On Your Side: Dayton veteran waits 50 years for recognition of military service
At the age of 18, Charles Leatherman found himself in the jungles of Vietnam, never sure where the enemy might be lurking.
One incident in particular stands out many years later.
"I know we were under fire," he explained during a recent interview at his home in Dayton.
"I know there was a lot of gunshots. When you're in a situation like that , you react," he said.
Leatherman reacted by dodging gunfire and saving several of his comrades, according to an article from a publication called the Army Reporter dated April 29, 1967, and another article from an unknown source dated about the same time.
The Army Reporter headline states "Medic Braves Death for Buddies," and the ensuing article describes what Leatherman did this way:

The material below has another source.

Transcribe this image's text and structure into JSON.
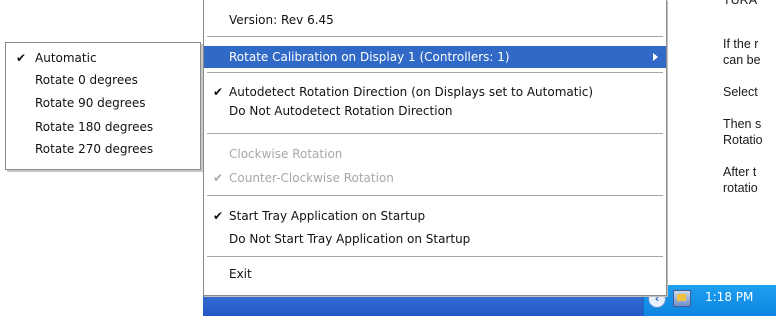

"Reaching the wounded men, Leatherman stripped his medical equipment from his back and dragged one man back to safety. He returned for the others in two more perilous trips."
Leatherman says he was just doing what he was trained to do.
"My job was to go out there and get 'em," he said. "So I did my job. That's all I did."
The problem is, the Army hasn't been able to confirm any of what was reported in those articles or what Leatherman has recounted from that day.
So we turned to U.S. Rep. Mark Amodei's staff for help.
Tracy Soliday, Amodei's military and veterans representative, started sifting through dozens of pages of documents and reaching out to her contacts at the Army. She soon learned something had been overlooked in Leatherman's file after all these years.
Six things actually:
"He received or was supposed to receive six medals that were never issued," Soliday told us. "So we're getting those."
The honors Leatherman never received include a Vietnam Campaign Medal and a Combat Medical Badge.
We asked Soliday if she has any idea why Leatherman never received those honors.
"You know, it was over 50 years ago so it's hard to ascertain what might have happened," she said.
Soliday says in the jungles of Vietnam, records were not always kept. And when they were, they did not always follow veterans from unit to unit, meaning historical accounts were often incomplete or missing altogether.
"It was a difficult time, there was a lot going on, it wasn't a popular war, so some things fell through the cracks," she said.
That is the harsh reality when it comes to the record of war. Much of what actually happens on the front lines never makes it into any official transcripts.
Whether the Army can ever verify those published accounts of what happened that day remains to be seen.
But for Charles Leatherman, part of the record is finally getting cleared up after being overlooked for half a century.
The former combat medic takes all that in stride.
"There's a lot of people who've done a lot of things who haven't been recognized,"
He served his country. And that's an honor no one can take from him.
Amodei's staff says they will schedule a time in the near future to present those medals to Leatherman once they arrive.
They have also asked the Army to take a deeper look into Leathermans's military record to help piece together any missing information.